In August my Mother was diagnosed with breast cancer. It was caught extremely early by a radiologist who works like a detective. These are the health care people you want on your team. They operate like investigators, they want answers to the whats, whys and hows. My Mom’s cancer was tiny, BB-sized, and the radiologist found it. She got a lumpectomy relatively quickly. Every cancer is different and Mom’s is invasive, aggressive and HER2+ which means now she has to have chemotherapy for 3 months for a goddamn BB. Mother AND daughter? I hate you Cancer.

Tick Tock

September 4, 2015

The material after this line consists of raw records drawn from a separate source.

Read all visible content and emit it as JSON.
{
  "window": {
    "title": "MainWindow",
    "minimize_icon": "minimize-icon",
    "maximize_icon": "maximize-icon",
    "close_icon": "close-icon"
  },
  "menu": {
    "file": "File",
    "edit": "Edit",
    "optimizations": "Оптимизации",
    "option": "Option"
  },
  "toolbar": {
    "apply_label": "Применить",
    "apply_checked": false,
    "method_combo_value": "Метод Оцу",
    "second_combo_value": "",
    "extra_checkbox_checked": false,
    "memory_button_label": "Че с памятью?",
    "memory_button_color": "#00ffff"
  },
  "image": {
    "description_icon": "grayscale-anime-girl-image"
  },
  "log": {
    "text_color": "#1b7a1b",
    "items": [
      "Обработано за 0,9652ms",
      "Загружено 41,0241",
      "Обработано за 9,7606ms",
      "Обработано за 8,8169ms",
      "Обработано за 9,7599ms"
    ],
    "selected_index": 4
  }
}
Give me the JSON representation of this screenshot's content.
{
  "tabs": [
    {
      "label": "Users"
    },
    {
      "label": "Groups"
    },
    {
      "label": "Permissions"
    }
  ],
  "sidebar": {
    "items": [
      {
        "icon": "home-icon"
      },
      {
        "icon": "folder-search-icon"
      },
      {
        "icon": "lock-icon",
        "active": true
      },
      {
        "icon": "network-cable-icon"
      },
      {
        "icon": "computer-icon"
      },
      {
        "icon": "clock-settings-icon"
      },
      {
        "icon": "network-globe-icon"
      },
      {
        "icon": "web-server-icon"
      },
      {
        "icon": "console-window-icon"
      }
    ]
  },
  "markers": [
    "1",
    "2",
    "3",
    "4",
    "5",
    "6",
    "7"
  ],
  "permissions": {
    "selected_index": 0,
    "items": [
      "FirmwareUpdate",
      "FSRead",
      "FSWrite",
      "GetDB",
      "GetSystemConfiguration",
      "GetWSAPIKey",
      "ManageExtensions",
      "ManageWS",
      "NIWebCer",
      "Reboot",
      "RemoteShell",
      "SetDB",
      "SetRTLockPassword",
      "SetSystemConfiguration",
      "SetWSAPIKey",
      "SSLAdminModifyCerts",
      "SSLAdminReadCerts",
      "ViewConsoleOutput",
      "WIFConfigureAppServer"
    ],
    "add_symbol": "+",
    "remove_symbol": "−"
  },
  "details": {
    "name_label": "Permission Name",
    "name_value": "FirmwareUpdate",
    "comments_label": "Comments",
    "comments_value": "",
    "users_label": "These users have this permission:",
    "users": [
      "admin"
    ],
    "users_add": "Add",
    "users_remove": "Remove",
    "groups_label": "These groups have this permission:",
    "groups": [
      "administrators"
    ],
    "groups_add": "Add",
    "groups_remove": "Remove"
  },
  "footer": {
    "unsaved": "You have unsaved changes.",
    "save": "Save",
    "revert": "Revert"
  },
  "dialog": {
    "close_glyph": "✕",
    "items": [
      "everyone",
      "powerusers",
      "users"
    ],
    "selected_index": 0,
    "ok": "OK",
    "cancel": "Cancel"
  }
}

I’m generally a gloomer and doomer, but Friday I was oddly hopeful as I waited for the phone to ring with results of the biopsy.

Something happened in my mid 30’s that I like to call, “So now I’m dying.”  A weird ache, digestive problem, cluster headache, muscle strains; all of these things clearly meant that I was DYING. End-of-the-world. Well, no, Leah you’re just getting older. You’re not dying, your body is changing. This time would be the same thing, right? Wrong.

Around 5:30 Dr. Murphy called and told me it was cancer. He told me I needed to come back and get an MRI. It was a long weekend so the next appointment was three days away. Three. Days. That’s a long time to sit with all of the feelings that come with the words, “You have cancer.”  This will be my new reality, waiting for appointments to shed more and more light on a very complex and individual subject: Cancer.

When a doctor ends a phone call with, “we’ll have your films ready so you can bring them to your breast surgeon and oncologist”, it’s pretty surreal. Yes, he is talking to me.